National Grid Gas fined £10,000 for unsafe roadworks

28 January 2015

Transport for London (TfL) has successfully prosecuted National Grid Gas in connection with roadwork offences committed in central London last year

The work, which took place between 26 and 29 July 2014, was carried out by the utility company on Grosvenor Road, a core part of the TfL Road Network through central London and part of Barclays Cycle Superhighway 8. During the work TfL's Road Works Enforcement Inspectors noticed that the contractors carrying out the repairs had failed to set up the worksite in accordance with the relevant Safety Code of Practice.

This led to pedestrians being forced onto the carriageway, including some in wheelchairs, placing their safety at risk.
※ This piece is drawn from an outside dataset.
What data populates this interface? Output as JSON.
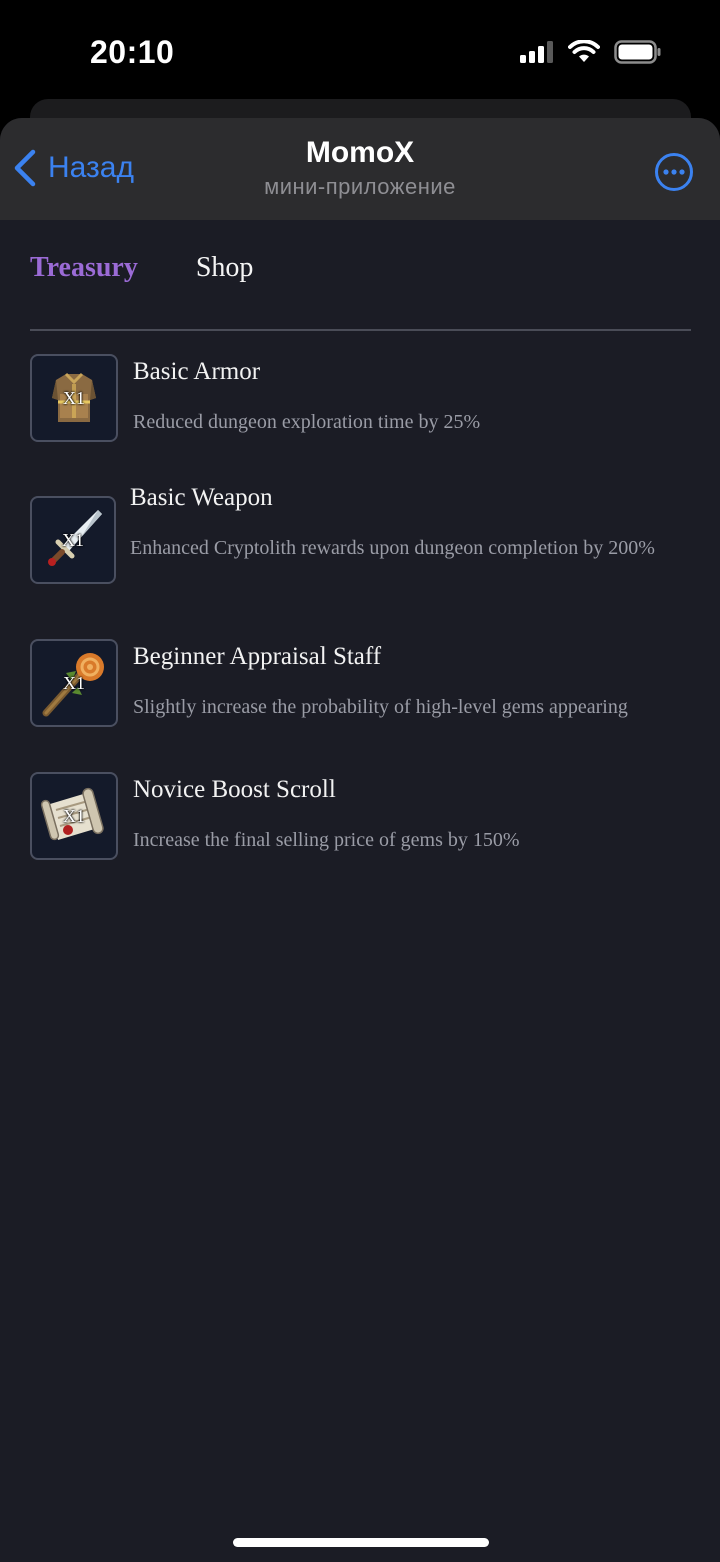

The work was deemed unsafe by both TfL and the Metropolitan Police and, despite repeated requests, the company failed to make amends for several hours.

Westminster Magistrates Court therefore fined National Grid Gas £3,000 for each offence (the maximum possible fine after statutory discount for early plea), a victim surcharge of £120 and ordered them to pay TfL's full prosecution costs of £3,946. This brought the total fine up to more than £10,000.  In passing sentence, the Judge said `These are quite serious offences involving safety breaches with significant risk to the public.'

Leon Daniels, TfL's Managing Director of Surface Transport, said: `Because of their actions, drivers, local residents and I were left fuming at the sheer incompetence of National Grid Gas during this work. Ensuring that any roadworks are carried out in a safe manner is vital, especially in a major city such as London. We will continue to prosecute those who try their luck carrying out unsafe working practices on our roads and work to ensure that all Londoners can travel through the capital safely and without delay or hindrance.'

The prosecution of National Grid Gas is one of a number of ways TfL is improving conditions for all of London's road users. Since April 2013, firms undertaking work anywhere in London have had to apply for a permit before they can begin digging up the roads as part of the London Permit Scheme.

London's Lane Rental Scheme, launched by the Mayor of London and TfL on 11 June 2012, reduces road delays by encouraging utility companies to avoid digging up the busiest roads at peak traffic times. Since then, there has been a more than 50% reduction in peak-time utility roadworks at traffic hotspots.

TfL is leading the way amongst those carrying out roadworks in London, including utility companies, by scheduling around 99% of its work at Lane rental locations outside of peak traffic times.

In 2012, TfL prosecuted National Grid Gas for similar offences, and since that time TfL has issued the company with more than 250 Fixed Penalty Notices for various other streetworks related offences committed across London on the TfL Road Network.

For more information about the wider work TfL is carrying out to keep London moving, please visit

  • The London Permit Scheme also enables TfL to monitor the number of roadworks taking place on its roads at any one time and ensure that they don't exceed the agreed limit. In 2010, the cap was put in place to reduce the maximum number of works taking place by 20%; the limit has since been further revised to reduce the maximum number of works by a further 10%. Traffic Police Community Support Officers (TPCSOs) are also used to clamp down on roadworks that are outside of their permit
  • Londoners can report disruptive or badly managed roadworks, as well as road defects such as potholes and damaged footpaths, by visiting Any enquiries received will be sent directly to the relevant Highway Authority (TfL or a London borough) responsible, ensuring that direct and fast action can be taken
  • Since the beginning of the London Permit Scheme, TfL has issued Virgin Media a total of 323 Fixed Penalty Notices (FPN) for various streetworks offences.
  • In October 2013, Transport for London successfully prosecuted Thames Water for causing unnecessary disruption.
  • In April 2014, Transport for London successfully prosecuted Virgin Media for unsafe working practices